What was the first scene of LIDLESS that you wrote?
The scene in which Alice, the interrogator, uses a tactic called “Invasion of Space by a Female” to get Bashir, the Muslim detainee, to stop escaping her interrogations through prayer.
What’s the significance of the title?
If you don’t have eyelids you are forced to always see the consequences of your actions.
This play deals in part with politics. Were you concerned about being “balanced”?
I was concerned about making sure each character had great conflict and complexity, but not too concerned about political balance.
What are your goals for this production?
To have interesting, dynamic collaborations with amazing artists.
What is exciting about working with Page 73 on this production?
They actually listen to me and also let me choose the director.
What does it mean to have your work produced professionally in NewYork for the first time?
It means I get to work with amazing artists who the smaller theatres that produce my work in other parts of the country wouldn’t be able to afford because they would have to fly them out and put them up.
What do you consider the highest compliment you could receiveas a playwright?
Probably ones from teenagers struggling with despair, depression or apathy who find a way to “wake up,” or see/think differently during their experience of the play.
What do you think are the key challenges facing emerging playwrights in America today?
Timidity, giving the existing system too much credit, insufficient funds, despair, and insular lives.
What’s next for you?

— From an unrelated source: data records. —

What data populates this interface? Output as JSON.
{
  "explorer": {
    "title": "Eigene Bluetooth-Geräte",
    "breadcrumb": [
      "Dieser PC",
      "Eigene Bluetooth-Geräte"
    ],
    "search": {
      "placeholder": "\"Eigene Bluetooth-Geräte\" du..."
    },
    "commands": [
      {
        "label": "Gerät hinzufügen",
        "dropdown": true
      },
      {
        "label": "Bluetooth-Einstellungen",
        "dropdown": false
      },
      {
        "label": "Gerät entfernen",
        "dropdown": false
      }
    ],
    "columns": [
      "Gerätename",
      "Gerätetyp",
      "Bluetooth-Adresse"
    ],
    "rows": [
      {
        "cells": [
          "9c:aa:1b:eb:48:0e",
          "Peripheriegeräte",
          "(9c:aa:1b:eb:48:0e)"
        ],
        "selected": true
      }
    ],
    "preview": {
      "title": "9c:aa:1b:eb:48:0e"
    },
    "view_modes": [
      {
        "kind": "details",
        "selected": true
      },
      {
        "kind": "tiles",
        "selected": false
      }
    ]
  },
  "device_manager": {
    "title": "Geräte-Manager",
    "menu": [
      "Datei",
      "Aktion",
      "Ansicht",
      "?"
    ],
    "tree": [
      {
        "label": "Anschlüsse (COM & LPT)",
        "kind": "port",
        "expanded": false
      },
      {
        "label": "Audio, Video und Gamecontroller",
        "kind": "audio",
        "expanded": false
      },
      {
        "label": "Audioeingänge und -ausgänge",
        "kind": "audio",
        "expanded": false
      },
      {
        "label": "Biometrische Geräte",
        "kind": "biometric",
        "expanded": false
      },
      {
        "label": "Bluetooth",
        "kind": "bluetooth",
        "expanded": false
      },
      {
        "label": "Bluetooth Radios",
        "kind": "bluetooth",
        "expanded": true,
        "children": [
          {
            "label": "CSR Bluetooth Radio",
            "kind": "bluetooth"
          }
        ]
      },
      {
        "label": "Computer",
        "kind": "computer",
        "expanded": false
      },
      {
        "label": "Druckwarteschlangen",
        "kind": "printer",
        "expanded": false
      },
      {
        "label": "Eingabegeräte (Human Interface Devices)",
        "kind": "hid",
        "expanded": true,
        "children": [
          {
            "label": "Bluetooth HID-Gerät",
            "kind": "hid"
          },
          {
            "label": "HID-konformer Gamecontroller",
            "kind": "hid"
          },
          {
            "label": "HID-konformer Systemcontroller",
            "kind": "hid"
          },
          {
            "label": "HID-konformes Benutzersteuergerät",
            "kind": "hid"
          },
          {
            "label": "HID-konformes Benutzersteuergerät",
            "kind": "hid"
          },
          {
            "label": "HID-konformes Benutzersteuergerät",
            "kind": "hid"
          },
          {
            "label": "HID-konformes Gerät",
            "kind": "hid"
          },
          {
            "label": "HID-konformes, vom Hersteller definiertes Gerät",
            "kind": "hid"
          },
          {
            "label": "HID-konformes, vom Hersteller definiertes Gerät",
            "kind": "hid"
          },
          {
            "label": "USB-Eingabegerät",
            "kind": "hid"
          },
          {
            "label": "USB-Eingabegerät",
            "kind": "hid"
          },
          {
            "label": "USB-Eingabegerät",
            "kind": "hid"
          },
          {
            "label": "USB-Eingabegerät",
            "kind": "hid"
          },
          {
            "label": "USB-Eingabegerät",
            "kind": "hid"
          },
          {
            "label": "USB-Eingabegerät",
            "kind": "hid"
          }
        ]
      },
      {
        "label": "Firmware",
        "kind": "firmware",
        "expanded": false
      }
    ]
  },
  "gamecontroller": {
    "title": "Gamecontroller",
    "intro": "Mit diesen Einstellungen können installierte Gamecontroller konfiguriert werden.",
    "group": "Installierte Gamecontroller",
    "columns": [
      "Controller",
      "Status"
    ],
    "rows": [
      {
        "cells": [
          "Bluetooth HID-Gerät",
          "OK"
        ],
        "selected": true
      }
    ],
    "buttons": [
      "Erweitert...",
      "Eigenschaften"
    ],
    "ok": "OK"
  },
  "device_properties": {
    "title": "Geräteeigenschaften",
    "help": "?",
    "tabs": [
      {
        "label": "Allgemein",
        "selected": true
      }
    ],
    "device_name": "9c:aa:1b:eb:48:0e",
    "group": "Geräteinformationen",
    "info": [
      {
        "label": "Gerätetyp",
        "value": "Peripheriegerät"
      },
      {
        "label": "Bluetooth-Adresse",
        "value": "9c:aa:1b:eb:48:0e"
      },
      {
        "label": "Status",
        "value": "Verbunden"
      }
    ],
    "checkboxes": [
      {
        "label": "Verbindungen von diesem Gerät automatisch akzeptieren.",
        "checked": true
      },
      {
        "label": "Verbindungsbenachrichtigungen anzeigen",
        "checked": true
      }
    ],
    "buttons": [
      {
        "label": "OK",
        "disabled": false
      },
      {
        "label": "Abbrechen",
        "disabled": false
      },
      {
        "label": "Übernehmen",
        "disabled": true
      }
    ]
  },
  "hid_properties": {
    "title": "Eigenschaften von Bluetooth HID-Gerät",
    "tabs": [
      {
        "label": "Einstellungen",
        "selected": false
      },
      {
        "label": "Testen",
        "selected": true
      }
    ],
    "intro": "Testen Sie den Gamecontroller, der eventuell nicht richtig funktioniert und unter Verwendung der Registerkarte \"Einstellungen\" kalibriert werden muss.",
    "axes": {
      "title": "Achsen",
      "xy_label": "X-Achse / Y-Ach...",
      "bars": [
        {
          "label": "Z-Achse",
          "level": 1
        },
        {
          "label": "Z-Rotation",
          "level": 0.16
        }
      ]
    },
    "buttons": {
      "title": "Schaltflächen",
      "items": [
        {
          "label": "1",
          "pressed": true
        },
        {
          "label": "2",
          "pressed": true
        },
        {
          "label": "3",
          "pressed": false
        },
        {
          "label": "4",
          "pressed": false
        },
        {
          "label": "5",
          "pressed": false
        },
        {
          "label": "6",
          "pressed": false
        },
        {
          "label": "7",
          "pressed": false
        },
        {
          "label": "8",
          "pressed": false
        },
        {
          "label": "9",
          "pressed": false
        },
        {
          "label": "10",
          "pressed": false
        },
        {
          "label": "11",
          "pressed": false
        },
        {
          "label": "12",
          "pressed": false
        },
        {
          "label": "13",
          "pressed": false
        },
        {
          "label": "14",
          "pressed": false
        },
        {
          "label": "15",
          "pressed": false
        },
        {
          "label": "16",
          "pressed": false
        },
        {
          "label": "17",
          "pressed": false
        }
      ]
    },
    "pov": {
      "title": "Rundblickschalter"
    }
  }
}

Moving back to Austin, Texas and figuring out how to work in wage slavery as little as possible and do what I want as much as possible.